How do you try and stay ahead of the weather?
“It’s all kind of a guessing game. It’s kind of important I know what’s happening in the next few days. ... Radio weather is pretty awful. I get the majority (of forecasting) off TV. Plus, I have mobile apps on my phone that I can access and see what’s going on in the next couple hours.”
How does being able to forecast the weather affect what you do in the fields?
Greg gave a couple examples. “Well, in the spring you need to know if the ground is dry enough to work. ... And, I need to know if it will be dry enough to spray herbicides. If I spray 100 acres, it needs to be on weeds 12 hours” without any rain to wash it off.
“In the fall, we look at the weather window and try to figure out if we have time to get the crops in. We have ground a distance away and we have to take stuff out there in the fall to harvest,” so it’s good to be able to time it so the equipment is there when it can be put to good use.

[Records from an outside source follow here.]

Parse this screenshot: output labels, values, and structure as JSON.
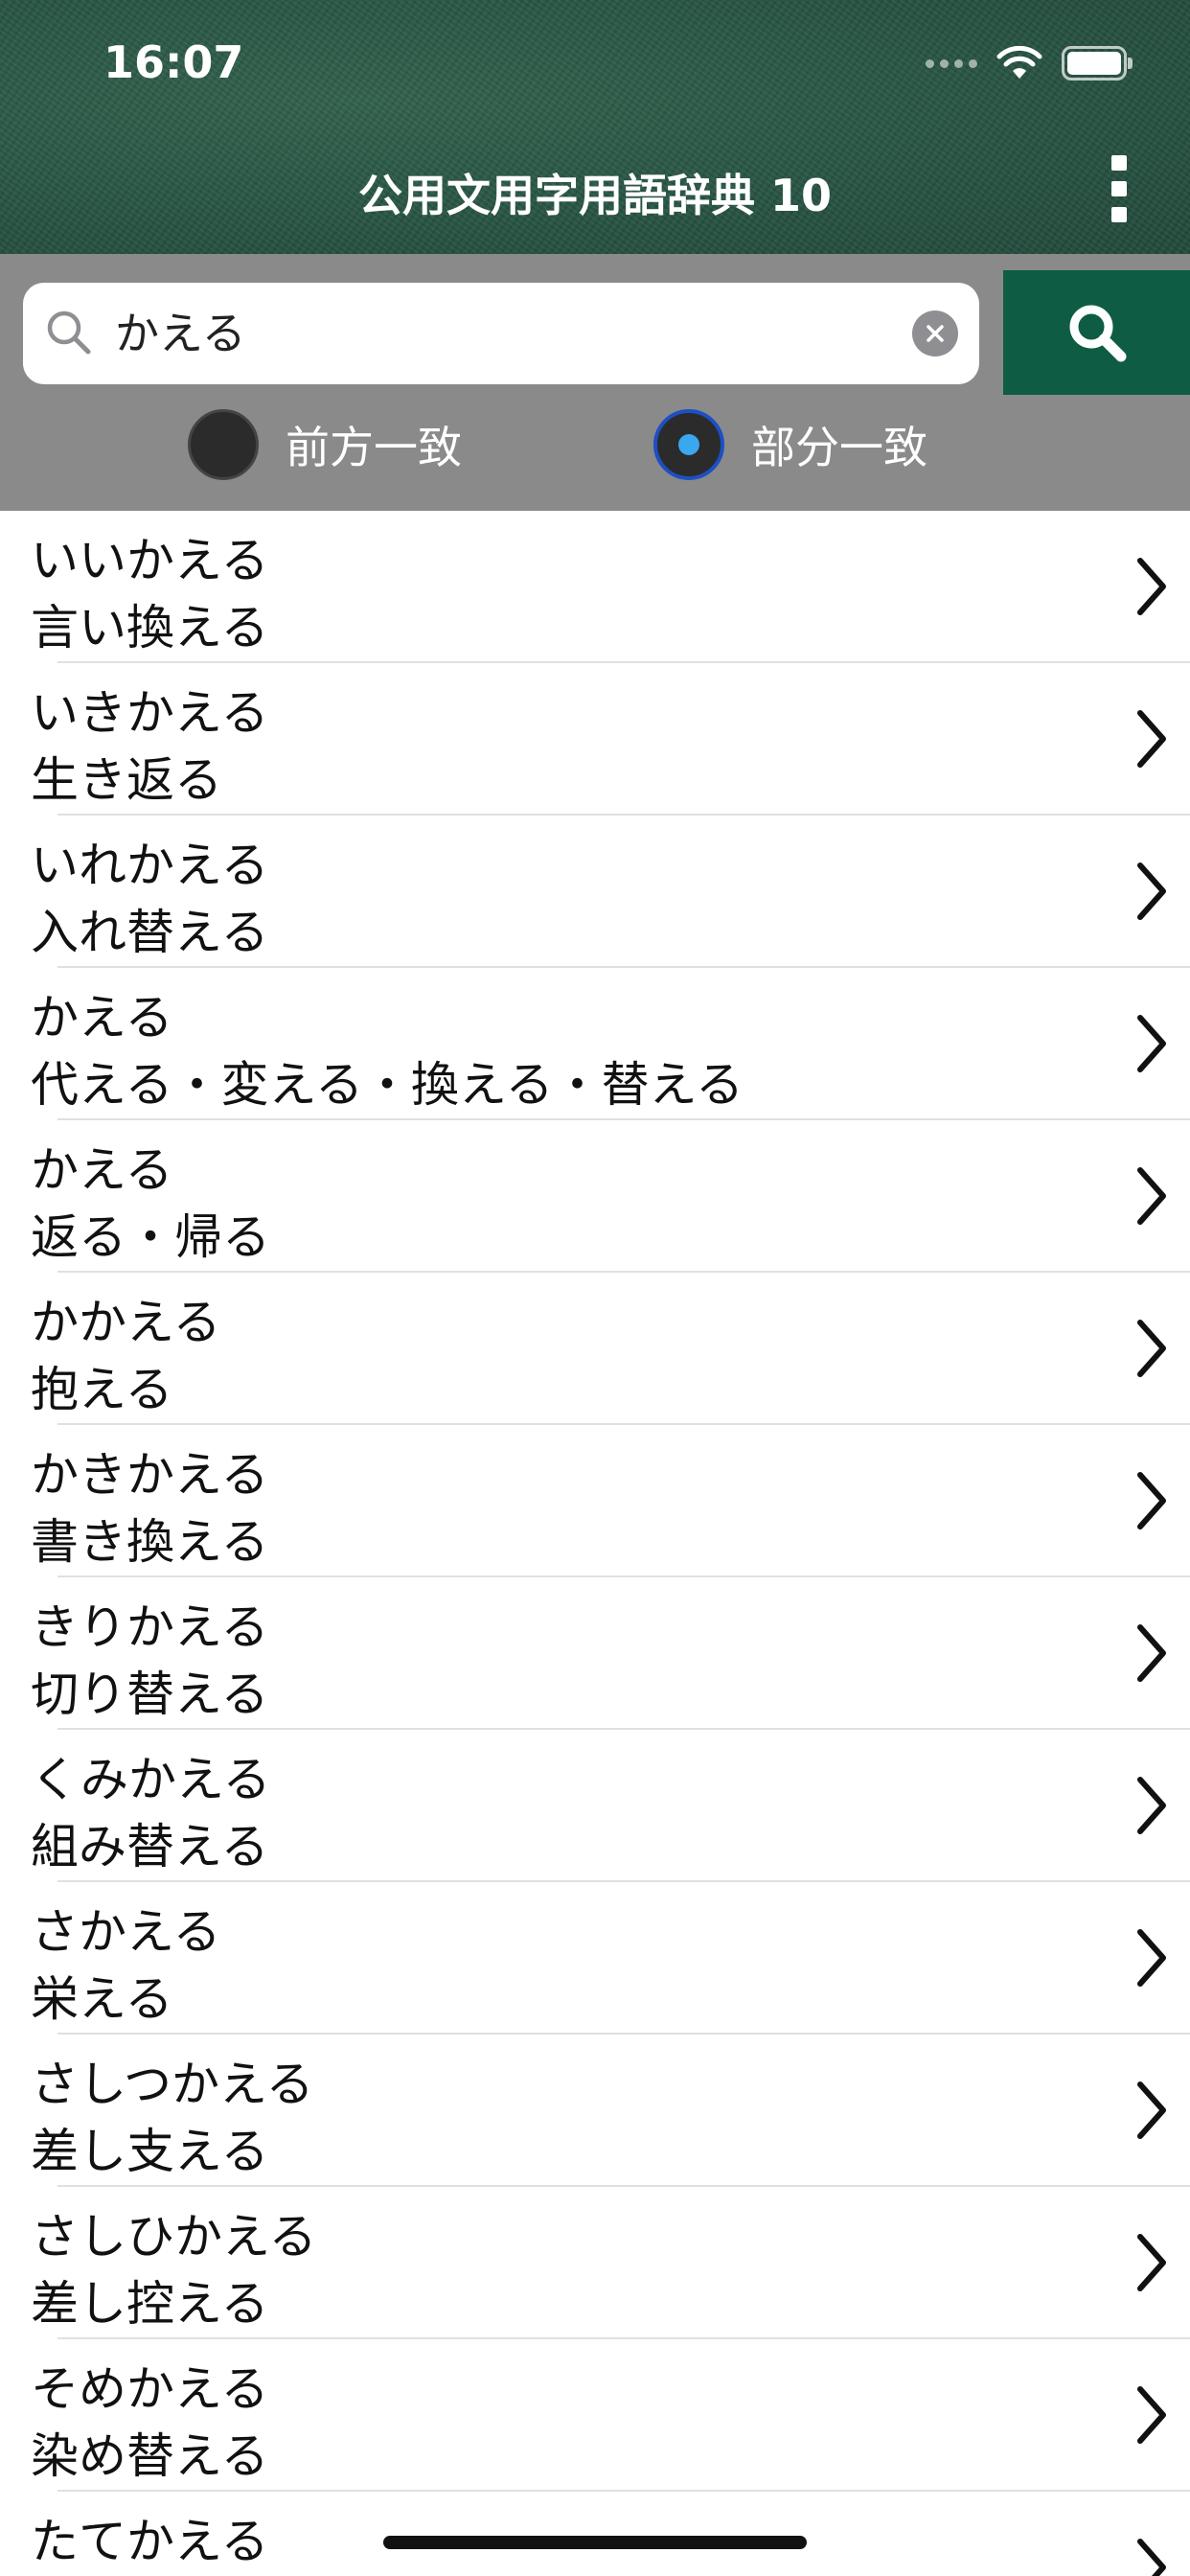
{
  "status_bar": {
    "time": "16:07"
  },
  "header": {
    "title": "公用文用字用語辞典 10"
  },
  "search": {
    "query": "かえる",
    "modes": [
      {
        "label": "前方一致",
        "selected": false
      },
      {
        "label": "部分一致",
        "selected": true
      }
    ]
  },
  "colors": {
    "header_green": "#2b5a47",
    "search_button": "#0e5c44",
    "search_bar_bg": "#8a8a8a",
    "radio_selected": "#3aa7ef"
  },
  "results": [
    {
      "reading": "いいかえる",
      "kanji": "言い換える"
    },
    {
      "reading": "いきかえる",
      "kanji": "生き返る"
    },
    {
      "reading": "いれかえる",
      "kanji": "入れ替える"
    },
    {
      "reading": "かえる",
      "kanji": "代える・変える・換える・替える"
    },
    {
      "reading": "かえる",
      "kanji": "返る・帰る"
    },
    {
      "reading": "かかえる",
      "kanji": "抱える"
    },
    {
      "reading": "かきかえる",
      "kanji": "書き換える"
    },
    {
      "reading": "きりかえる",
      "kanji": "切り替える"
    },
    {
      "reading": "くみかえる",
      "kanji": "組み替える"
    },
    {
      "reading": "さかえる",
      "kanji": "栄える"
    },
    {
      "reading": "さしつかえる",
      "kanji": "差し支える"
    },
    {
      "reading": "さしひかえる",
      "kanji": "差し控える"
    },
    {
      "reading": "そめかえる",
      "kanji": "染め替える"
    },
    {
      "reading": "たてかえる",
      "kanji": ""
    }
  ]
}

Rain, in particular, affects yield. He recalled times when one patch of land just a few miles away from another did much better in a season because rain fell in that area and not another.
How would you describe your relationship with Mother Nature?
“Well, it impacts our livelihood. Mother Nature can be pretty merciless.”
Do you think you’re more in tune with what’s happening with the weather than the average person?
“Yes, a lot more than John Q. Public. But I think that only because we’re so dependent on what the weather will do. I can tell a lot of times what’s going to happen. I can feel the atmosphere, like if it’s going to be a wet day.”